-- What the task asks --
Nothing in the records may be altered; repeat them exactly.

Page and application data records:
----------------
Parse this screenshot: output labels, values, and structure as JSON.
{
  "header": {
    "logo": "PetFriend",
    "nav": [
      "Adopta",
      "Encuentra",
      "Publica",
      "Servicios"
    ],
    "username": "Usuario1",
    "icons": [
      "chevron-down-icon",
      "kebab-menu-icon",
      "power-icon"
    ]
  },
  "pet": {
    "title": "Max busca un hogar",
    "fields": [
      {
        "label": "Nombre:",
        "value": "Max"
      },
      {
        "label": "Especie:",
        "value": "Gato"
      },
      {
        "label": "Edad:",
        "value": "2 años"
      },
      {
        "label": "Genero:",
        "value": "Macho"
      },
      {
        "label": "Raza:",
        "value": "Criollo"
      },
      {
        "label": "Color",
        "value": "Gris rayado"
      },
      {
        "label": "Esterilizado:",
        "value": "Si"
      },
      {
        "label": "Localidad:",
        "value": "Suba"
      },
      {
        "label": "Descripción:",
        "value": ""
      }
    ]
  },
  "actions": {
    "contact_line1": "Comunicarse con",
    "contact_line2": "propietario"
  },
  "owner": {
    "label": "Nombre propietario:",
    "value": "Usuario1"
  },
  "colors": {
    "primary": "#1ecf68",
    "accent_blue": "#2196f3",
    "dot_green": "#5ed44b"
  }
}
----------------
-- Your response --
Parse this screenshot: output labels, values, and structure as JSON.
{
  "header": {
    "logo": "PetFriend",
    "nav": [
      "Adopta",
      "Encuentra",
      "Publica",
      "Servicios"
    ],
    "username": "Usuario1",
    "icons": [
      "chevron-down-icon",
      "kebab-menu-icon",
      "power-icon"
    ]
  },
  "pet": {
    "title": "Max busca un hogar",
    "fields": [
      {
        "label": "Nombre:",
        "value": "Max"
      },
      {
        "label": "Especie:",
        "value": "Gato"
      },
      {
        "label": "Edad:",
        "value": "2 años"
      },
      {
        "label": "Genero:",
        "value": "Macho"
      },
      {
        "label": "Raza:",
        "value": "Criollo"
      },
      {
        "label": "Color",
        "value": "Gris rayado"
      },
      {
        "label": "Esterilizado:",
        "value": "Si"
      },
      {
        "label": "Localidad:",
        "value": "Suba"
      },
      {
        "label": "Descripción:",
        "value": ""
      }
    ]
  },
  "actions": {
    "contact_line1": "Comunicarse con",
    "contact_line2": "propietario"
  },
  "owner": {
    "label": "Nombre propietario:",
    "value": "Usuario1"
  },
  "colors": {
    "primary": "#1ecf68",
    "accent_blue": "#2196f3",
    "dot_green": "#5ed44b"
  }
}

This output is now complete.